In the same way, people mistakenly think the way to fix the church is to reorganize it, come up with new styles, and new terminology. And yet, after a considerable amount of upheaval you end up with the same people at the same level of spiritual commitment, because you haven’t dealt with the real issue—the heart! Genuine faith can only be ignited by a love for God and His word. There is no substitute!
The people of God were in a “deep sleep” in Isaiah’s day. The prophet handed them a word from God and said, “Please, read this.” and they looked at it like people who were illiterate, confused and uninterested. Yet they went through the motions of singing the psalms, mouthing the prayer, and enduring the reading. Until God intervened and said,
“These people draw near with their mouths
And honor Me with their lips,
But have removed their hearts far from Me” (Isa. 29:13)
They substituted the obligation of their public worship for the commitment of their hearts. As a result, their faith had very little effect on their lives. They kept their hearts for themselves in places far away from the purpose of God.
Don’t be fooled by religious acts and pious words. God isn’t. Surface changes are not enough. The affection of our heart must be changed if our faith is going to be alive. What you really love will determine the quality of your faith.
Second, remember that only right motives will make your faith acceptable. Nothing we do is acceptable to God unless it first radiates from the spiritual attitudes of a heart ruled by the Lord Jesus. On one occasion Jesus stood at the gate of the temple. He watched people go to the right place and do the right things, but for the wrong reasons. So, He said, “They will have no reward from the Father in heaven” (Matt. 6:1; also 1 Cor. 13:1-7). God knows the reasons of our hearts.
We sometimes seek to justify our actions by saying, “I’m not doing anything wrong!” “There is nothing unscriptural about it!” And the action may very well be right. But, if it is fueled by a heart of rebellion, a desire to be like the world, or selfish ambition, then what may be right is made wrong!
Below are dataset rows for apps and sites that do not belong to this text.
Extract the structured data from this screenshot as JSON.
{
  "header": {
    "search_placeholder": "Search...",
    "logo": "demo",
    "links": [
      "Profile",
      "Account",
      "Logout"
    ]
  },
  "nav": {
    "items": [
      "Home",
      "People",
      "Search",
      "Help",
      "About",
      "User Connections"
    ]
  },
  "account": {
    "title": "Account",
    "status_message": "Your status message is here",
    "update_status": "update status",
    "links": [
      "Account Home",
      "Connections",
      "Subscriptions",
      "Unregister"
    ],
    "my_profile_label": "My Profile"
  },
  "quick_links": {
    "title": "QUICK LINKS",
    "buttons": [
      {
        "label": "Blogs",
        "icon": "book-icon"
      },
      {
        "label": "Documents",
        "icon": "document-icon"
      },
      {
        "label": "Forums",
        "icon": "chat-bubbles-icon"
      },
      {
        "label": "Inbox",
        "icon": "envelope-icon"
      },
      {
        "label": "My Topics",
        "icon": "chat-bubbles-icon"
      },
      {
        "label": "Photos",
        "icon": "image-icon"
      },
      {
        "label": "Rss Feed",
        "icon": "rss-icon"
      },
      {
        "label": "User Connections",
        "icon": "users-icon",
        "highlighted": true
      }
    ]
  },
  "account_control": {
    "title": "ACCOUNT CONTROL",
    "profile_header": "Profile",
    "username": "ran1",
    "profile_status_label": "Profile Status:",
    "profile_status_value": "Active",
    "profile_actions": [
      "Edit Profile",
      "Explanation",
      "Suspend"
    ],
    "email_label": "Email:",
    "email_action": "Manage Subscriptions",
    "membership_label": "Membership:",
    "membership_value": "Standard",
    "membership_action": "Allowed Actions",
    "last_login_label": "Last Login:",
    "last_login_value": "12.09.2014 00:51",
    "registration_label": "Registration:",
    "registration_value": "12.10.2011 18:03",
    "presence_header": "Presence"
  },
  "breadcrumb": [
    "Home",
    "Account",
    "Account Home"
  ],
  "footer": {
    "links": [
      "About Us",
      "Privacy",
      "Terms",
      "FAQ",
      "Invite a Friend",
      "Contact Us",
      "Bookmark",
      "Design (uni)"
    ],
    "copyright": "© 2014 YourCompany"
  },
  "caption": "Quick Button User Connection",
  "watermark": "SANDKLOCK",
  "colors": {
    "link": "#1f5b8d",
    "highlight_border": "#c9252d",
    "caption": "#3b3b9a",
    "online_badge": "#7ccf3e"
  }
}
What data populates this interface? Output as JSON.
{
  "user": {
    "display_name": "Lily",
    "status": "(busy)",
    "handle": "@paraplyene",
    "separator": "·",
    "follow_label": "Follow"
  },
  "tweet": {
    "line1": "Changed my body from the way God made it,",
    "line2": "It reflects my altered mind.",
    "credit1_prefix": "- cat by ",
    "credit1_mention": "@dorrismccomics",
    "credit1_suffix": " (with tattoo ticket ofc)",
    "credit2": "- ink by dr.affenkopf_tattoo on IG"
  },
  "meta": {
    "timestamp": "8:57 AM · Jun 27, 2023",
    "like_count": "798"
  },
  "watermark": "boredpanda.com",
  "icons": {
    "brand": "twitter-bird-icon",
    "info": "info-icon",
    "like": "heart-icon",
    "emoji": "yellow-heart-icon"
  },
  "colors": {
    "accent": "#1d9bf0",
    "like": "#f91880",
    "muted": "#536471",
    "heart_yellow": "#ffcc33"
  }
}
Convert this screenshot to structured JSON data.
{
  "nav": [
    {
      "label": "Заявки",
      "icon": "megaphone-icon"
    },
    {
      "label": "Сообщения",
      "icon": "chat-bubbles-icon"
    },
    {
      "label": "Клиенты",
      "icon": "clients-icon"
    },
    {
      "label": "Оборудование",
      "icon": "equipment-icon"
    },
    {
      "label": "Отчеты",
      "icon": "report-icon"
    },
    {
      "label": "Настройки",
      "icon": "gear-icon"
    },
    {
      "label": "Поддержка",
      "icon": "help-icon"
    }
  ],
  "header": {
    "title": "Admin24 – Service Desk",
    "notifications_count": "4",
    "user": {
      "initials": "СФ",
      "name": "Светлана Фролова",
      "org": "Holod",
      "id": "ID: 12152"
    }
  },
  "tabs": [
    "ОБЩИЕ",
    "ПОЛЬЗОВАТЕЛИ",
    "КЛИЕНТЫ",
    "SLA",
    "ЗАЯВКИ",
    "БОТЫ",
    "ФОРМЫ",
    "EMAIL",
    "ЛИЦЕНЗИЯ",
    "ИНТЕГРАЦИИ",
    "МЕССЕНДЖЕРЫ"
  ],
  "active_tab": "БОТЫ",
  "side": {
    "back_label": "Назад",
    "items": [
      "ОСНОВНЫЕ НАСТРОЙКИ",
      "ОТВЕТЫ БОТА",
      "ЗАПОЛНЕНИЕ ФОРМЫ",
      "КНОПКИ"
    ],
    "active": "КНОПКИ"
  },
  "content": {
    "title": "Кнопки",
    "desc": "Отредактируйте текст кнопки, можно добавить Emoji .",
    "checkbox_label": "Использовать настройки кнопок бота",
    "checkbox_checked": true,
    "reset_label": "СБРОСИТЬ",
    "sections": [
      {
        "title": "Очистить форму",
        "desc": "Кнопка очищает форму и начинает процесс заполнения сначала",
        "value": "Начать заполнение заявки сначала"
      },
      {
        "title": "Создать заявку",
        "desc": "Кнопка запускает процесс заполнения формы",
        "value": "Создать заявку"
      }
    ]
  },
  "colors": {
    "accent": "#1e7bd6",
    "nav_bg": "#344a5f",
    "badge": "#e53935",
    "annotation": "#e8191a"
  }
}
We are not dealing with a God who can be deceived like a man. He sees within our hearts. So, before we so brashly make our plans, we should first invite God to search our motives! David’s prayer should be ours, “Let the words of my mouth and the meditation of my heart be acceptable in Your sight, O Lord, my strength and my Redeemer” (Psalm 19:14).
Spend some time asking yourself “Why” you do what you do. Keep asking it until you get to the root of your motivation. Then have an honest talk with yourself saying, “Does that motivation honor the Lord? It is in line with His word? Does it show God’s love to people?” Because, it is only when your heart is right, that your life will be acceptable.
Solomon was right, “Keep your heart with all diligence, for out of it spring the issues of life” (Prov. 4:23). Spend some time with your heart today.
“Let all that you do be done with love” (1 Cor. 16:14)
used by permission, RiverSong Records / PEBN
Sing this song when you wake up in the morning. It is a wonderful way to start the day!
By the way, do any of you remember a song, “Give The World A Smile Each Day”? My dad used to sing it in the morning when I was a kid. It put a new perspective on the day.